When some people think about cabin air filters, they conjure up images of summertime, air conditioning and musty smells. The reality is that cabin air filters work the majority of their magic when temperatures drop.
Every technician knows vehicle tailpipe emissions are higher when the engine is cold. You can smell these emissions in the air when a vehicle starts and is idling on a cold winter morning while you are scraping the window. During these cold starts, the engine is running rich and the catalytic converter has not yet started operating. These emissions are substantial to the point that what’s coming out of the tailpipe can be damaging to the driver’s respiratory system.
Americans spend nearly 300 hours per year in their vehicles and the air inside a vehicle is actually up to five times more polluted than fresh air. Three-quarters of all vehicle climate problems are caused by a blocked cabin air filter – and this is more than just a nuisance: 35 million Americans suffer from symptoms related to inert allergens.
Science backs it up. According to a Kansas City Light-Duty Vehicle Emissions Study published in 2010, researchers found that particulate emissions increased exponentially as the temperature decreased. They calculated that these pollutants doubled for every 20° F temperature drop.
Vehicle emission particulates can range in size from 2 microns to 10 microns in diameter. Smaller particulates are invisible or appear as smoke, while larger particles can be seen sticking to the end of the tailpipe.
The one thing that can stop these exhaust particulates from reaching vehicle occupants is a cabin air filter. Some cabin air filters can even stop particulates that are as small as 1 micron in diameter.

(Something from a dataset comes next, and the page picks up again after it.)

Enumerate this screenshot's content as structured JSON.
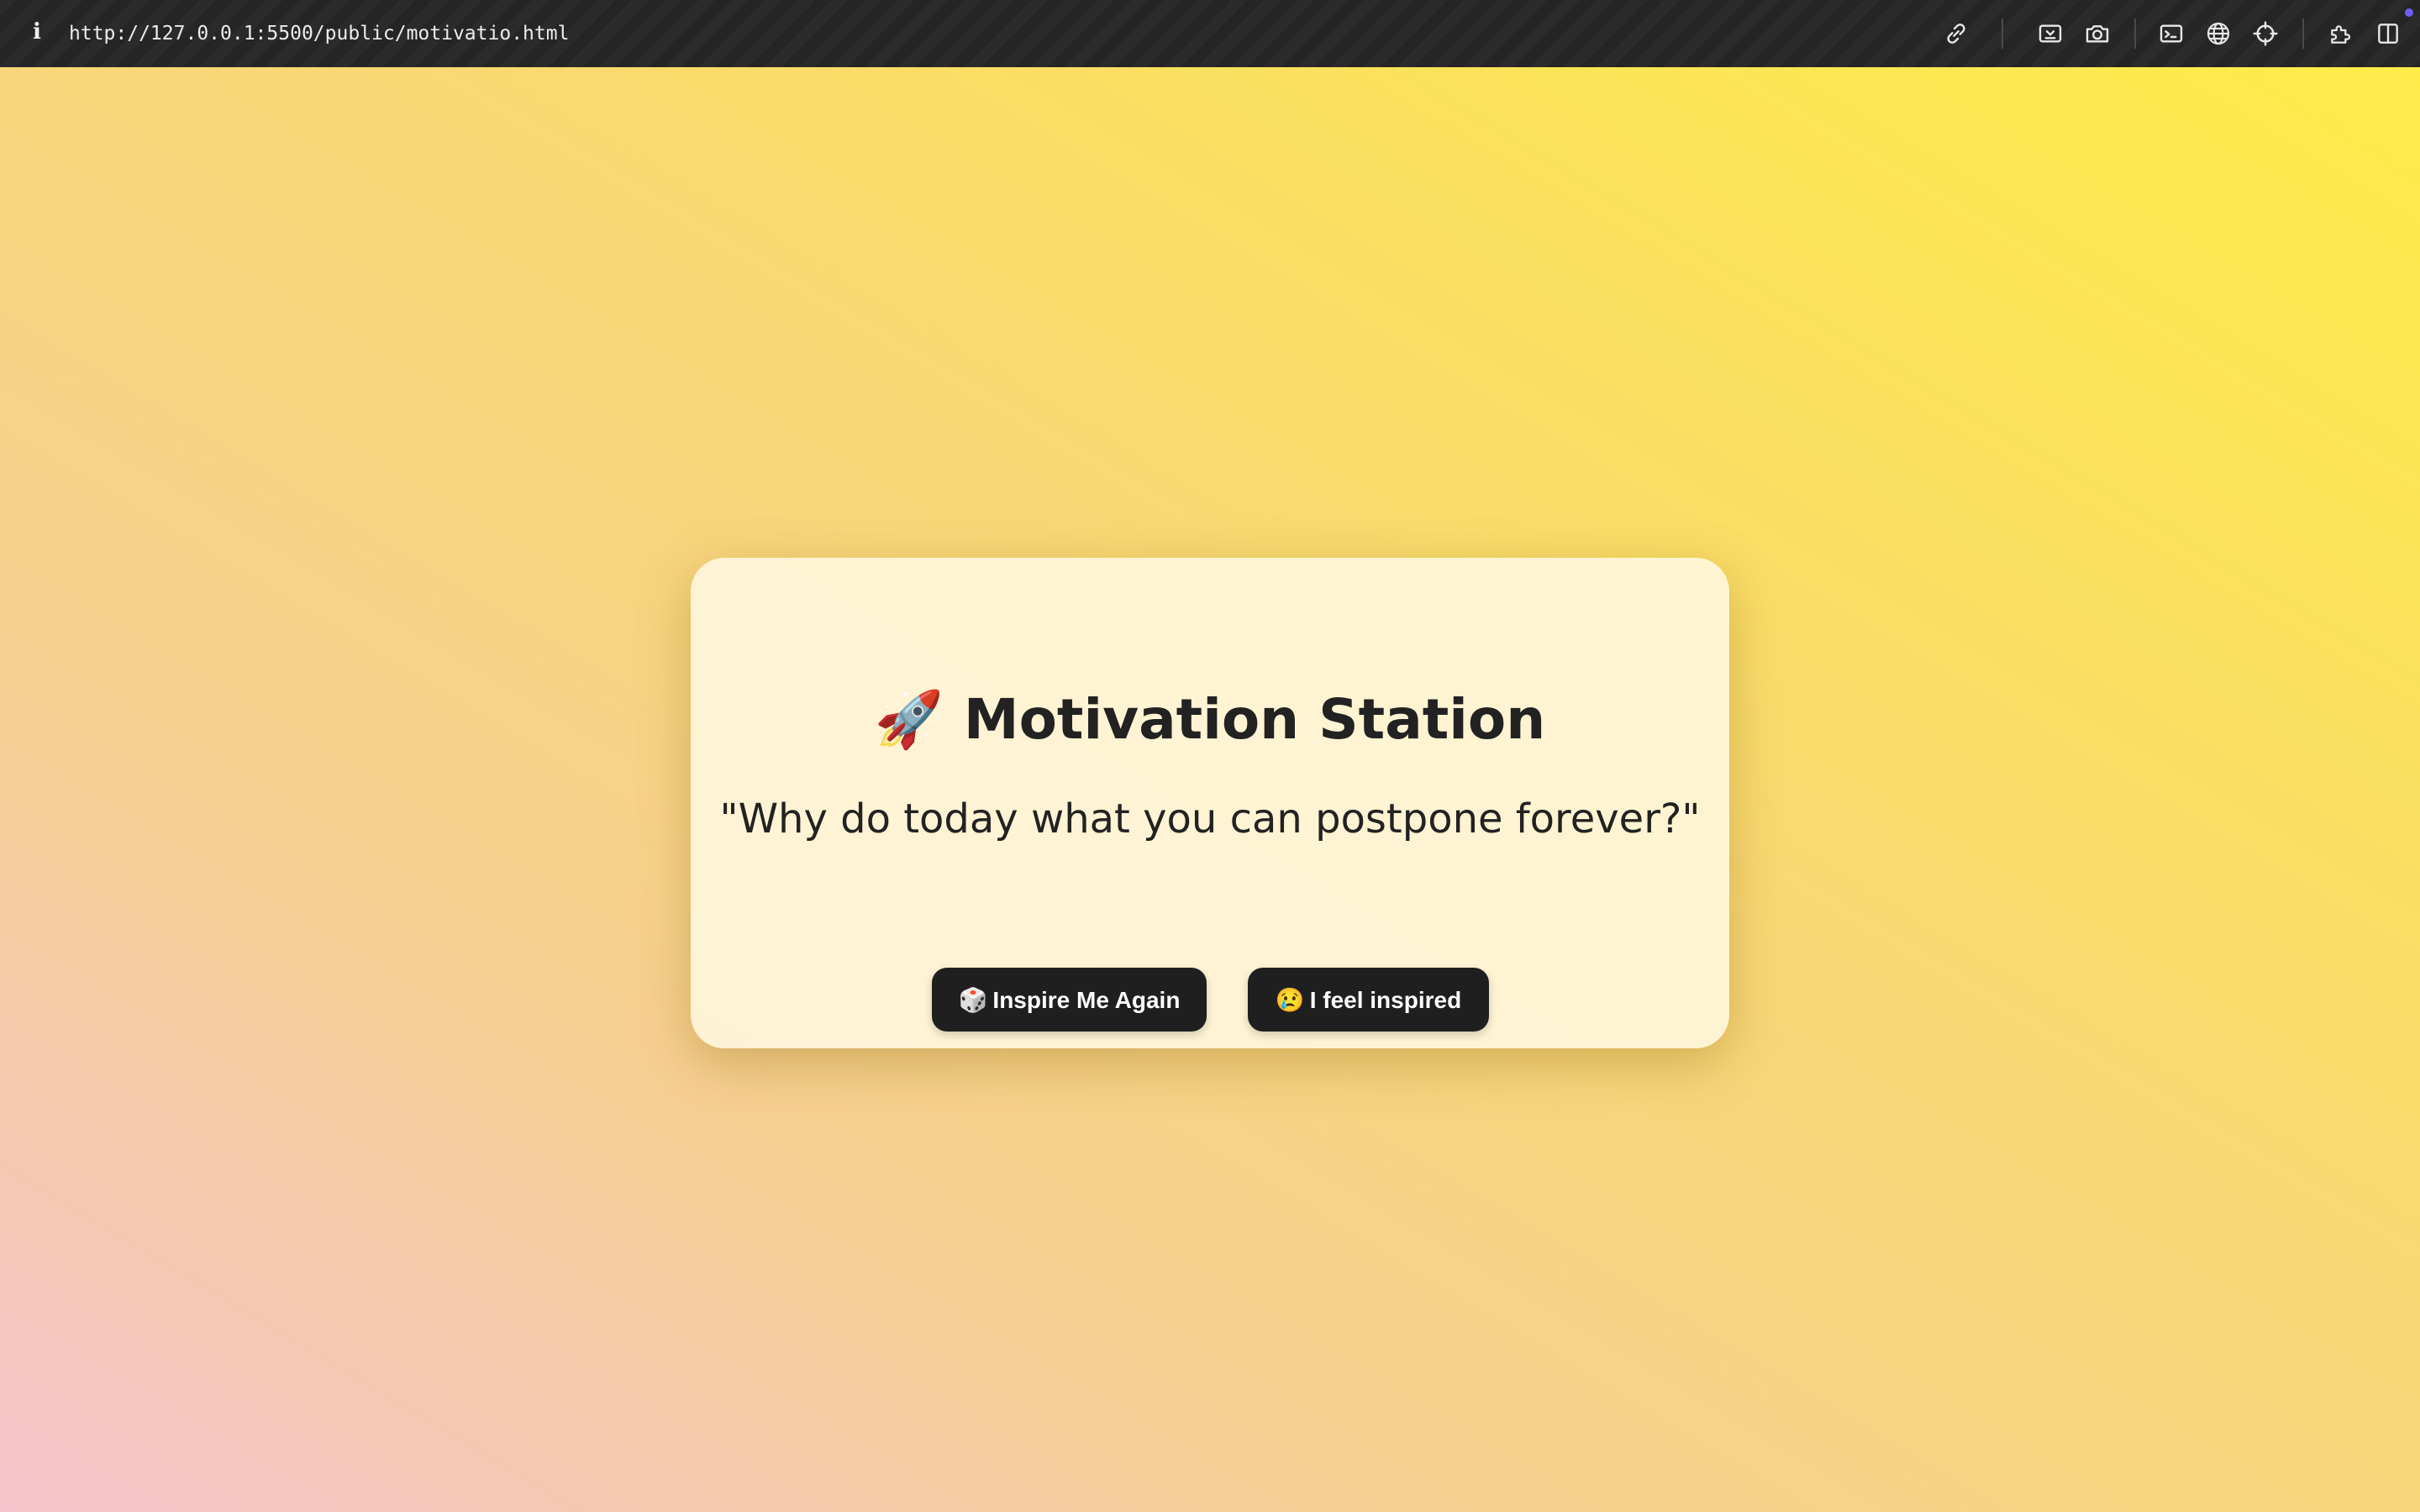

Unlike some of the technology your customers are trying to come to grips with today –fully electric, hands-free vehicles come to mind – in-car air filtration is not a new idea. Nearly 95 percent of vehicles produced since 2000 have cabin air filters. Yet ask your customers if they’ve replaced their filter recently and you’ll likely get a blank stare. Many drivers simply don’t know they’re a critical part of their vehicle’s heating and ventilation system.

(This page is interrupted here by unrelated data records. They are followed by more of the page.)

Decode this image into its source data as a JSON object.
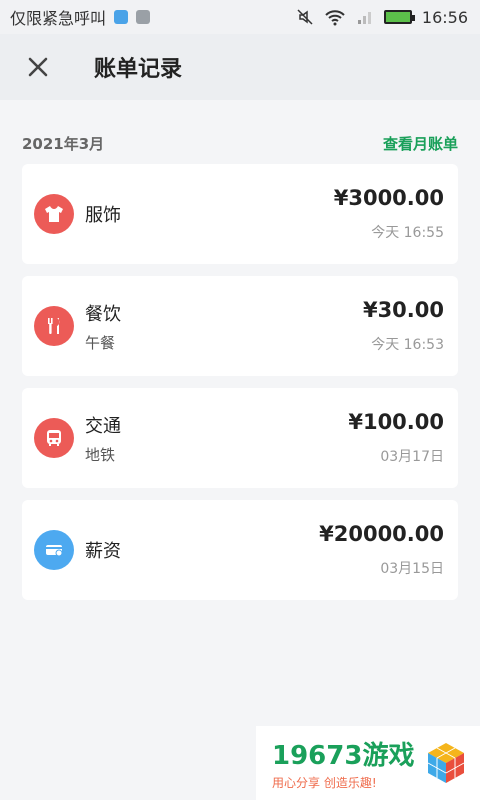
{
  "status_bar": {
    "left_text": "仅限紧急呼叫",
    "time": "16:56"
  },
  "header": {
    "title": "账单记录"
  },
  "month": {
    "label": "2021年3月",
    "link": "查看月账单"
  },
  "records": [
    {
      "name": "服饰",
      "note": "",
      "amount": "¥3000.00",
      "time": "今天 16:55",
      "icon": "shirt-icon",
      "color": "#ec5b57"
    },
    {
      "name": "餐饮",
      "note": "午餐",
      "amount": "¥30.00",
      "time": "今天 16:53",
      "icon": "fork-knife-icon",
      "color": "#ec5b57"
    },
    {
      "name": "交通",
      "note": "地铁",
      "amount": "¥100.00",
      "time": "03月17日",
      "icon": "bus-icon",
      "color": "#ec5b57"
    },
    {
      "name": "薪资",
      "note": "",
      "amount": "¥20000.00",
      "time": "03月15日",
      "icon": "wallet-icon",
      "color": "#4da9f0"
    }
  ],
  "watermark": {
    "main": "19673游戏",
    "sub": "用心分享 创造乐趣!"
  }
}
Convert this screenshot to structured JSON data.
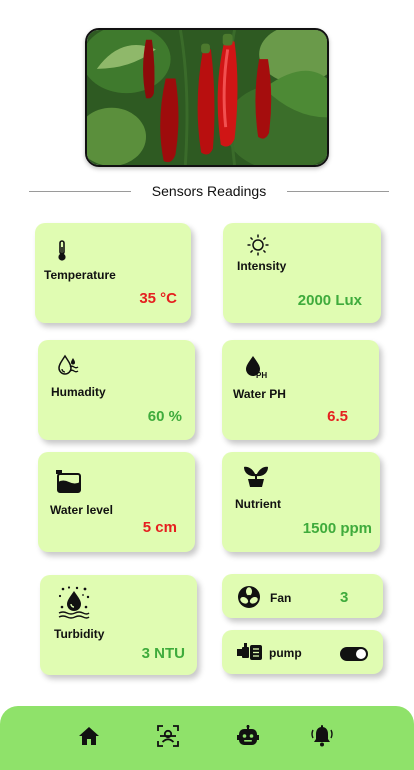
{
  "hero": {
    "image_alt": "red chili peppers on the plant"
  },
  "section": {
    "title": "Sensors Readings"
  },
  "sensors": {
    "temperature": {
      "label": "Temperature",
      "value": "35 °C",
      "icon": "thermometer-icon",
      "value_color": "#e51f1f"
    },
    "intensity": {
      "label": "Intensity",
      "value": "2000 Lux",
      "icon": "sun-icon",
      "value_color": "#3fab3c"
    },
    "humidity": {
      "label": "Humadity",
      "value": "60 %",
      "icon": "humidity-icon",
      "value_color": "#3fab3c"
    },
    "water_ph": {
      "label": "Water PH",
      "value": "6.5",
      "icon": "ph-drop-icon",
      "value_color": "#e51f1f"
    },
    "water_level": {
      "label": "Water level",
      "value": "5 cm",
      "icon": "water-tank-icon",
      "value_color": "#e51f1f"
    },
    "nutrient": {
      "label": "Nutrient",
      "value": "1500 ppm",
      "icon": "sprout-icon",
      "value_color": "#3fab3c"
    },
    "turbidity": {
      "label": "Turbidity",
      "value": "3 NTU",
      "icon": "turbidity-icon",
      "value_color": "#3fab3c"
    }
  },
  "controls": {
    "fan": {
      "label": "Fan",
      "value": "3",
      "icon": "fan-icon"
    },
    "pump": {
      "label": "pump",
      "icon": "pump-icon",
      "toggle_on": true
    }
  },
  "nav": {
    "items": [
      {
        "name": "home",
        "icon": "home-icon"
      },
      {
        "name": "scan",
        "icon": "face-scan-icon"
      },
      {
        "name": "bot",
        "icon": "robot-icon"
      },
      {
        "name": "alerts",
        "icon": "bell-icon"
      }
    ],
    "background": "#8fe26a"
  },
  "colors": {
    "card_bg": "#e0fcb2",
    "value_red": "#e51f1f",
    "value_green": "#3fab3c"
  }
}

Why should drivers be encouraged to change their cabin air filters? First, all of the particles and contaminants that the filter collects from the outside air can clog the filter, reducing its efficiency. Additionally, cabin air filters play a crucial role in a vehicle’s heating, air conditioning and defroster systems. The moisture naturally contained in these systems can lead to mold and bacteria buildup on the filter over time.
Cabin air filters are available in different styles for different needs. But one thing is consistent – to keep a vehicle’s HVAC system in top shape, it’s recommended to replace the filter annually at least – or more often in harsh conditions.
Poor quality air can be more than just inconvenient for your customers and their passengers. Do them all a favor – visit PurolatorNow.com, to learn more about what you can do to help them.
I’m Doug Kaufman – thanks for watching.
This video is sponsored by The Group Training Academy.